* How to complete this task: Only lines holding the string "중앙치매센터" are wanted; copy each one from the material.

=== Section Start ===

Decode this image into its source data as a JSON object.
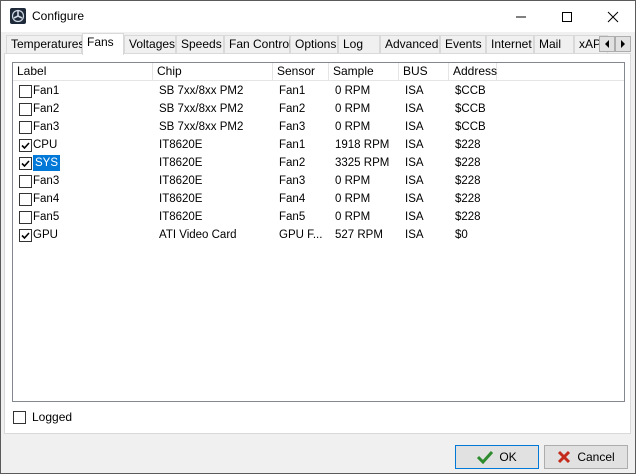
{
  "window": {
    "title": "Configure"
  },
  "tabs": [
    "Temperatures",
    "Fans",
    "Voltages",
    "Speeds",
    "Fan Control",
    "Options",
    "Log",
    "Advanced",
    "Events",
    "Internet",
    "Mail",
    "xAP"
  ],
  "active_tab": "Fans",
  "columns": [
    "Label",
    "Chip",
    "Sensor",
    "Sample",
    "BUS",
    "Address"
  ],
  "rows": [
    {
      "checked": false,
      "label": "Fan1",
      "chip": "SB 7xx/8xx PM2",
      "sensor": "Fan1",
      "sample": "0 RPM",
      "bus": "ISA",
      "address": "$CCB"
    },
    {
      "checked": false,
      "label": "Fan2",
      "chip": "SB 7xx/8xx PM2",
      "sensor": "Fan2",
      "sample": "0 RPM",
      "bus": "ISA",
      "address": "$CCB"
    },
    {
      "checked": false,
      "label": "Fan3",
      "chip": "SB 7xx/8xx PM2",
      "sensor": "Fan3",
      "sample": "0 RPM",
      "bus": "ISA",
      "address": "$CCB"
    },
    {
      "checked": true,
      "label": "CPU",
      "chip": "IT8620E",
      "sensor": "Fan1",
      "sample": "1918 RPM",
      "bus": "ISA",
      "address": "$228"
    },
    {
      "checked": true,
      "label": "SYS",
      "chip": "IT8620E",
      "sensor": "Fan2",
      "sample": "3325 RPM",
      "bus": "ISA",
      "address": "$228",
      "selected": true
    },
    {
      "checked": false,
      "label": "Fan3",
      "chip": "IT8620E",
      "sensor": "Fan3",
      "sample": "0 RPM",
      "bus": "ISA",
      "address": "$228"
    },
    {
      "checked": false,
      "label": "Fan4",
      "chip": "IT8620E",
      "sensor": "Fan4",
      "sample": "0 RPM",
      "bus": "ISA",
      "address": "$228"
    },
    {
      "checked": false,
      "label": "Fan5",
      "chip": "IT8620E",
      "sensor": "Fan5",
      "sample": "0 RPM",
      "bus": "ISA",
      "address": "$228"
    },
    {
      "checked": true,
      "label": "GPU",
      "chip": "ATI Video Card",
      "sensor": "GPU F...",
      "sample": "527 RPM",
      "bus": "ISA",
      "address": "$0"
    }
  ],
  "logged": {
    "label": "Logged",
    "checked": false
  },
  "buttons": {
    "ok": "OK",
    "cancel": "Cancel"
  },
  "colors": {
    "selection": "#0078d7",
    "ok_check": "#2e8b2e",
    "cancel_x": "#c42b1c"
  },
  "icons": [
    "app-icon",
    "minimize-icon",
    "maximize-icon",
    "close-icon",
    "tab-scroll-left-icon",
    "tab-scroll-right-icon",
    "checkmark-icon",
    "cancel-x-icon"
  ]
}
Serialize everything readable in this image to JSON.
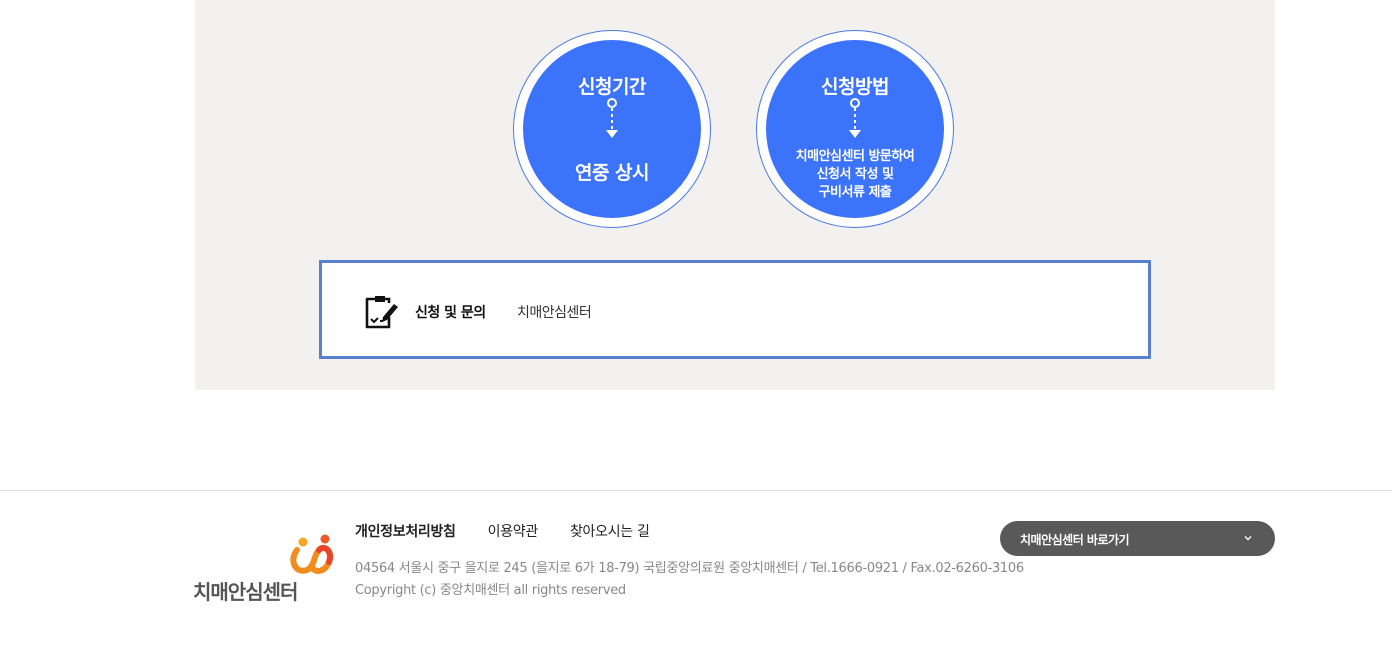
{
  "period": {
    "title": "신청기간",
    "value": "연중 상시"
  },
  "method": {
    "title": "신청방법",
    "lines": [
      "치매안심센터 방문하여",
      "신청서 작성 및",
      "구비서류 제출"
    ]
  },
  "inquiry": {
    "label": "신청 및 문의",
    "value": "치매안심센터",
    "icon": "clipboard-pen-icon"
  },
  "footer": {
    "logo_text": "치매안심센터",
    "links": [
      "개인정보처리방침",
      "이용약관",
      "찾아오시는 길"
    ],
    "address": "04564 서울시 중구 을지로 245 (을지로 6가 18-79) 국립중앙의료원 중앙치매센터 / Tel.1666-0921 / Fax.02-6260-3106",
    "copyright": "Copyright (c) 중앙치매센터 all rights reserved",
    "shortcut_label": "치매안심센터 바로가기"
  },
  "colors": {
    "accent": "#3b73fb",
    "border": "#5a7fcf",
    "panel_bg": "#f2f1f0",
    "shortcut_bg": "#595959"
  }
}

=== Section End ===

* Response to this task:
    "address": "04564 서울시 중구 을지로 245 (을지로 6가 18-79) 국립중앙의료원 중앙치매센터 / Tel.1666-0921 / Fax.02-6260-3106",
    "copyright": "Copyright (c) 중앙치매센터 all rights reserved",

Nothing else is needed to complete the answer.